Around a dozen people stepped onto a magic school bus of sorts Tuesday, but instead of traveling to the ocean floor or inside the human body, they toured the “underside” of Helena’s aging schools.
The tour of Bryant, Hawthorne, Kessler Elementary and Helena Middle School was the first of a pair of visits offered this week by the Helena School District as it nears a decision on which construction projects to be included in a K-8 bond proposal.
Riders saw closets that have been converted into classrooms, walked up a ramp to nowhere, navigated mazelike basements and heard stories from principals about day-to-day challenges of working in buildings that were designed two generations ago.
Read more at the Helena IR.
Hawthorne, Bryant and Jefferson Elementary Schools would close, with boundaries for the remaining elementary schools redrafted to more evenly distribute students, under an elementary school bond proposal brought before the school board by Helena School District Superintendent Kent Kultgen.
“The majority, if not all people in Helena, understand we need to do something with our facilities,” Kultgen said. “Academically, we can’t continue the status quo.”
The district would sell five buildings, Hawthorne, Bryant, May Butler, Front Street Learning Center and Ray Bjork, while converting Jefferson to administration offices under the proposal.

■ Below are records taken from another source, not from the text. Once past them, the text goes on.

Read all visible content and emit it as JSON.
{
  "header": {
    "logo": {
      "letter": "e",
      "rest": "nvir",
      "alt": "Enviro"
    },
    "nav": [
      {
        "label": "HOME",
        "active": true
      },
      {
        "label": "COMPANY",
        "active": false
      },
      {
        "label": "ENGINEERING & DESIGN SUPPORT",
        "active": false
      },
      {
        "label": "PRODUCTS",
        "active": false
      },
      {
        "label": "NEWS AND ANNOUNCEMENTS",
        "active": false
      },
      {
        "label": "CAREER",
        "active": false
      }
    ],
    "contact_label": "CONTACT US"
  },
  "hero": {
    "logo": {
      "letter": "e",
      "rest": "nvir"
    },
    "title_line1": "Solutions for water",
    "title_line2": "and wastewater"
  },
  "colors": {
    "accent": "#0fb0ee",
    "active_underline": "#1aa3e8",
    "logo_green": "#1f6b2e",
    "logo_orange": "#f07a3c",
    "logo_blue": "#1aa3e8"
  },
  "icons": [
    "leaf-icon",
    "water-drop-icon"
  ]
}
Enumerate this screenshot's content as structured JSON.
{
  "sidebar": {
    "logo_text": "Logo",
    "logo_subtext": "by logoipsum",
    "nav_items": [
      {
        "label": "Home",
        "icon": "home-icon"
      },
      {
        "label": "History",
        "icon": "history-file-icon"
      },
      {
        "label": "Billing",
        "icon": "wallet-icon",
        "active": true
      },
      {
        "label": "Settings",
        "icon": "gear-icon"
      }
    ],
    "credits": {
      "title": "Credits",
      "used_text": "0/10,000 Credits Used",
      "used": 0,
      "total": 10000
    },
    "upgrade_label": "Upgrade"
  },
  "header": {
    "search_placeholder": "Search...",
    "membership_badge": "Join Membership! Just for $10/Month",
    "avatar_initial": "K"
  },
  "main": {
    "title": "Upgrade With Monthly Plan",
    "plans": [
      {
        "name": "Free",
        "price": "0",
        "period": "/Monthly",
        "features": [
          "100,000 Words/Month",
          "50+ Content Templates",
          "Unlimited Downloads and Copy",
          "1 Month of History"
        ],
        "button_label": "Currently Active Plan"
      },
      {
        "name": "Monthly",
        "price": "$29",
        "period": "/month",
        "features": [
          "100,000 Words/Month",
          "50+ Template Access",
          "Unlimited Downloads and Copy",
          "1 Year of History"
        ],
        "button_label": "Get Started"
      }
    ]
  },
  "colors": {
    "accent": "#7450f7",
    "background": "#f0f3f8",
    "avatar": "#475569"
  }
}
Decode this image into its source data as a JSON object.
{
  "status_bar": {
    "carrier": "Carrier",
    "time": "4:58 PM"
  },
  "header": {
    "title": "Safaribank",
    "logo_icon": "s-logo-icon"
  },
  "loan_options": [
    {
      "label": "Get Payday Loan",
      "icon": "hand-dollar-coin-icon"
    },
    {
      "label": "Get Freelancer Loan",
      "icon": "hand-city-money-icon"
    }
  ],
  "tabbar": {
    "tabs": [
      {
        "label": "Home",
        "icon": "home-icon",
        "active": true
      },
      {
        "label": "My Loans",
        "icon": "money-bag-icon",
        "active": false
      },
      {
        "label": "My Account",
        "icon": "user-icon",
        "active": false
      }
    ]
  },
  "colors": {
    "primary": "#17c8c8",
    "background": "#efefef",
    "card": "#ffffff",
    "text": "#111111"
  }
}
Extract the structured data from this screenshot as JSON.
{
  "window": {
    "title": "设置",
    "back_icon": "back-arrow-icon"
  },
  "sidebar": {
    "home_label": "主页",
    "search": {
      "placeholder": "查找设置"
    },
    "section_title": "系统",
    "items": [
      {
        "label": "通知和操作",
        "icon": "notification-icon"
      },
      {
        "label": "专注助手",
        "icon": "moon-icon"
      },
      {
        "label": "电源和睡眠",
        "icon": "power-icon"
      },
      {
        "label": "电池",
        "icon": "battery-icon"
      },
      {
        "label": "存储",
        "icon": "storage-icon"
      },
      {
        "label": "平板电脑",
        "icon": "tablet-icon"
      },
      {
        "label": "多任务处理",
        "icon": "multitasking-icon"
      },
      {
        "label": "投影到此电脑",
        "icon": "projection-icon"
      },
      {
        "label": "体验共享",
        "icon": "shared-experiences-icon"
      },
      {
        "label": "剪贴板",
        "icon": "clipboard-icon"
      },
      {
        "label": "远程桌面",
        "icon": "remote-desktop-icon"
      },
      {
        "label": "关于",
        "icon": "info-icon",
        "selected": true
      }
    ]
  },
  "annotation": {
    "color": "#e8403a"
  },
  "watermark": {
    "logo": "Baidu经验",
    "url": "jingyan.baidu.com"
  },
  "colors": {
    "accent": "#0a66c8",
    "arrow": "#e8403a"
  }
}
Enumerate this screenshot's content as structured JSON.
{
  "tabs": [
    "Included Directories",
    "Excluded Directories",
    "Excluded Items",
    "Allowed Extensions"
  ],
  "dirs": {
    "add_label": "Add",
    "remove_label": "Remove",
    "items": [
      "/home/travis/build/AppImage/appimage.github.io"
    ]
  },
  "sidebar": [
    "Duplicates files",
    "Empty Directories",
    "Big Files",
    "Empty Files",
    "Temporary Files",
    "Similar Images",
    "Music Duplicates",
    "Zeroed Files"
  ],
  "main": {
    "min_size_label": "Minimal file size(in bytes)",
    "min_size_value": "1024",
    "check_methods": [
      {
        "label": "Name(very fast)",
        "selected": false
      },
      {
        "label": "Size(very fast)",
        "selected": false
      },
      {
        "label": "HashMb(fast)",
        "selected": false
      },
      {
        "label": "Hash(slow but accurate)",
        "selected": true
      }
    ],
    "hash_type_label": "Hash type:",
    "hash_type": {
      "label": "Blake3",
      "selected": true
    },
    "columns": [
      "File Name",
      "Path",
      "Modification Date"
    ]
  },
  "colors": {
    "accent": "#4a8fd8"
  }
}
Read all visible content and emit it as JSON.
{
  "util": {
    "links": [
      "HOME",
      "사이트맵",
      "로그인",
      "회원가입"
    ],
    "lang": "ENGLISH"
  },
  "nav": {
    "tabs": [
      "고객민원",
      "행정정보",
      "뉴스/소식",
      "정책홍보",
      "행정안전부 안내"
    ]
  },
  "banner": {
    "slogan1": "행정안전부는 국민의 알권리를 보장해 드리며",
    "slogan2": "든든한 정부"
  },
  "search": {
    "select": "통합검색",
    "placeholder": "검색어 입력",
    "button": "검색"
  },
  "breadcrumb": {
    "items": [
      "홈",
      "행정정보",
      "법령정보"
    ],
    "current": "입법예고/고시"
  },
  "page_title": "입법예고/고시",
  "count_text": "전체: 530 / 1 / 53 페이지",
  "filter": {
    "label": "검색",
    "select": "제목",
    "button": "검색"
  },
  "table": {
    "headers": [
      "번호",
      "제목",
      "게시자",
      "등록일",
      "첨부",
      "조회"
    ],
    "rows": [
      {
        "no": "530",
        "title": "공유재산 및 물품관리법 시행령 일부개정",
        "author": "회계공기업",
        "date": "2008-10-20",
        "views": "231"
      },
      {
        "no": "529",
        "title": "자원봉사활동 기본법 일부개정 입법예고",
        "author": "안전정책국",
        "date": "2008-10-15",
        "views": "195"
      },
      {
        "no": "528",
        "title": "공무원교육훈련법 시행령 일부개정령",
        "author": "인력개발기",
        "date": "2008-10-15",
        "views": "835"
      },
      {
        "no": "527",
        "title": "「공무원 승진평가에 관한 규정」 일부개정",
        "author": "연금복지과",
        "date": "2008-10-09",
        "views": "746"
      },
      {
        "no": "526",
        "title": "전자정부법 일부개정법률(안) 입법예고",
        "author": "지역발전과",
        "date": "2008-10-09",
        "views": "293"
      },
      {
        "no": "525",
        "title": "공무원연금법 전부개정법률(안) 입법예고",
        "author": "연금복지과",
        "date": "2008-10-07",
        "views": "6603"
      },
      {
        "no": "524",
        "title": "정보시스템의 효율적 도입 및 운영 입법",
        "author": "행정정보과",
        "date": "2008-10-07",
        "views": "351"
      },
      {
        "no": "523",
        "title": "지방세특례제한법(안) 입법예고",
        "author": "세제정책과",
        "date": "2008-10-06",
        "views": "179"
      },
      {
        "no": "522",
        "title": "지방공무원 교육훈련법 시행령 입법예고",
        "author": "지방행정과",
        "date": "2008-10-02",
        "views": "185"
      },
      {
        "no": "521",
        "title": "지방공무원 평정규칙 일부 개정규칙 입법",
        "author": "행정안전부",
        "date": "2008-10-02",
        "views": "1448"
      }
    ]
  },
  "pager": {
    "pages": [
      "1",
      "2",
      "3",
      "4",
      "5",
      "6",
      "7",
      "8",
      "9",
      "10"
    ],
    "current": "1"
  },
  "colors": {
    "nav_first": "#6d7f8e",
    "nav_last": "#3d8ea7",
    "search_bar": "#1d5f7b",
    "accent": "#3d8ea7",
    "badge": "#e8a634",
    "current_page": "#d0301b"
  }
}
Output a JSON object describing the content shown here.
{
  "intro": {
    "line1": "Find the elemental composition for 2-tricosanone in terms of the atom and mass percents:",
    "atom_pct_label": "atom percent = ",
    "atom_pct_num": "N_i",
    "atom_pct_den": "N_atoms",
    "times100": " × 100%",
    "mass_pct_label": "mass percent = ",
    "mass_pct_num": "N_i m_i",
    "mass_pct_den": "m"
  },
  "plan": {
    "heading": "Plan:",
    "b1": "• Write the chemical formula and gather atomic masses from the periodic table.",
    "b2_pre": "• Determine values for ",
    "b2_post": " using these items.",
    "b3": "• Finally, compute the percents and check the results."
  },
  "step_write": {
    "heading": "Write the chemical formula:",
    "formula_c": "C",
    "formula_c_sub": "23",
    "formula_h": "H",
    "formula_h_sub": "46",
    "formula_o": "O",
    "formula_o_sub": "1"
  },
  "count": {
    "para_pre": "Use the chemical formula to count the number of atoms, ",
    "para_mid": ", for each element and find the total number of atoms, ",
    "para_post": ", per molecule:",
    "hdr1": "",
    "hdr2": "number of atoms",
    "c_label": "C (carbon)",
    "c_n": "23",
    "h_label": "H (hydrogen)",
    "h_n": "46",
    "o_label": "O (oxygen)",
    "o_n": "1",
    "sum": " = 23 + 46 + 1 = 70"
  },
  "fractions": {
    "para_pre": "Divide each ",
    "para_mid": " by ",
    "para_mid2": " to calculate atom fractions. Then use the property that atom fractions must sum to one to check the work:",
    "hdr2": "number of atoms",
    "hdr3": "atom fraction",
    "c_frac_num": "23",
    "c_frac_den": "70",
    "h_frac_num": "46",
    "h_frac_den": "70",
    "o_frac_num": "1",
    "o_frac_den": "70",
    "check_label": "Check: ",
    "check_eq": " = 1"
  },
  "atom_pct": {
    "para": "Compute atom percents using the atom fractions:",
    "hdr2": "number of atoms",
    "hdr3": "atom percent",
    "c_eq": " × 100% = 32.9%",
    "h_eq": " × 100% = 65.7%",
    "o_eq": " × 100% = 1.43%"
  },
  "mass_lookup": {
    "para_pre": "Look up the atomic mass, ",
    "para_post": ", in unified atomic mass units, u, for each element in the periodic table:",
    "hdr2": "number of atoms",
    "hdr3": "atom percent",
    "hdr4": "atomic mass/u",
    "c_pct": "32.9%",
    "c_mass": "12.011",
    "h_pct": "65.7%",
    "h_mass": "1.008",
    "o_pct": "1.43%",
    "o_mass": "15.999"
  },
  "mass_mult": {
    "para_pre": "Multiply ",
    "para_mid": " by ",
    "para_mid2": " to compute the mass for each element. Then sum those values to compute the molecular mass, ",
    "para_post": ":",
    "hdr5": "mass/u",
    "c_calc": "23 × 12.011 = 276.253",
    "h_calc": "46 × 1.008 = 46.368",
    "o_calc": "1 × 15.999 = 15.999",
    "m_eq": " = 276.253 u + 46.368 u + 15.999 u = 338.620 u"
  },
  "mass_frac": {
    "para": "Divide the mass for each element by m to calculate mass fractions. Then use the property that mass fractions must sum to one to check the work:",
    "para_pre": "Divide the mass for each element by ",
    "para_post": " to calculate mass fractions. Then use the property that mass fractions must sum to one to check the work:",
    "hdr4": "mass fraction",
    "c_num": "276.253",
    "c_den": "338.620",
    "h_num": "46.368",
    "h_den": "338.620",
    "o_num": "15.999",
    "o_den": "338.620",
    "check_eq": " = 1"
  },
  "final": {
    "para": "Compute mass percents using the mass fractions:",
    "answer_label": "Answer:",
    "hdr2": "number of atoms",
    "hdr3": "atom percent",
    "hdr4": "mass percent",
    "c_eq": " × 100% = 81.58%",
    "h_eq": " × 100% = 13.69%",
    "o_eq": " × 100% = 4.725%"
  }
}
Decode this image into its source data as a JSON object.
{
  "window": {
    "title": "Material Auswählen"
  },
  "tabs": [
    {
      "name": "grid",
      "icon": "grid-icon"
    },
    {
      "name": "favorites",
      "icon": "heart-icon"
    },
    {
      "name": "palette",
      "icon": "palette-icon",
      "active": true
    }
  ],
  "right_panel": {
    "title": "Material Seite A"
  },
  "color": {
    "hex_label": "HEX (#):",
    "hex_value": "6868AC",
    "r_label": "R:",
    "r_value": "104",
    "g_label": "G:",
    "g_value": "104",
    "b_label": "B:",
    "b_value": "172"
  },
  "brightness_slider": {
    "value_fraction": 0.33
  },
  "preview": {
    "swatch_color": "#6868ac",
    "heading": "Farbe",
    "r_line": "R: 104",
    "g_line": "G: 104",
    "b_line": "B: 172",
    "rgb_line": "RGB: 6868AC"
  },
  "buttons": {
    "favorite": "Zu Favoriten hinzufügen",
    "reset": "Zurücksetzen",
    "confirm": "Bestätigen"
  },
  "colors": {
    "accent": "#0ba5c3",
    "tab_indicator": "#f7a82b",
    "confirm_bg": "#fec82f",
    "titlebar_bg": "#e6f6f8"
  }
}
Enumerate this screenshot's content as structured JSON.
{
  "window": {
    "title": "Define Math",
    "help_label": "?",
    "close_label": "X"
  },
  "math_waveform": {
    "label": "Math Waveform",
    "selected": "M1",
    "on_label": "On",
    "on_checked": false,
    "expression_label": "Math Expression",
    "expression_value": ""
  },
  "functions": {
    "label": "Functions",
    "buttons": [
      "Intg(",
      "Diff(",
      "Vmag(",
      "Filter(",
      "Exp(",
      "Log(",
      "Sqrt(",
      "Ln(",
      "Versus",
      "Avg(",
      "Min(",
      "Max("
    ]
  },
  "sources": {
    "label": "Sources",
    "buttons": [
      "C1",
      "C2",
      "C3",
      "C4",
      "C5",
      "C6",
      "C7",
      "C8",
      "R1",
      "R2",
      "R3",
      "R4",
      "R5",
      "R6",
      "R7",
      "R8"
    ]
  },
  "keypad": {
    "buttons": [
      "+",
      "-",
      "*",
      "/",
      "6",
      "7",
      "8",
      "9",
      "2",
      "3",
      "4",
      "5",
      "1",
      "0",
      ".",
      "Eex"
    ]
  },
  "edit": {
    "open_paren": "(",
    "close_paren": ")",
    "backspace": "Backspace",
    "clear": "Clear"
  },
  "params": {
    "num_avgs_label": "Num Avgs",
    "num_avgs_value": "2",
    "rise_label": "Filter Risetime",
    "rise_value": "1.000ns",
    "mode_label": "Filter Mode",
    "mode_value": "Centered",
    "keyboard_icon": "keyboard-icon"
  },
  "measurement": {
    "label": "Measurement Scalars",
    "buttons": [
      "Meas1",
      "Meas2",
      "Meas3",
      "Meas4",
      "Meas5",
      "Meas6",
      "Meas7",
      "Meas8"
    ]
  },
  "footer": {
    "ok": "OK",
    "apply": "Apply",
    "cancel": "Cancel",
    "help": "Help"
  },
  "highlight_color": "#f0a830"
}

The remaining eight elementary schools, Jim Darcy, Central, Smith, Kessler, Rossiter, Four Georgians, Warren and Broadwater, would see between $3.4 million and $13.6 million in construction if voters approve a $73 million bond next May.
Kultgen citied statistics showing that the costs will increase each year the district waits to begin construction.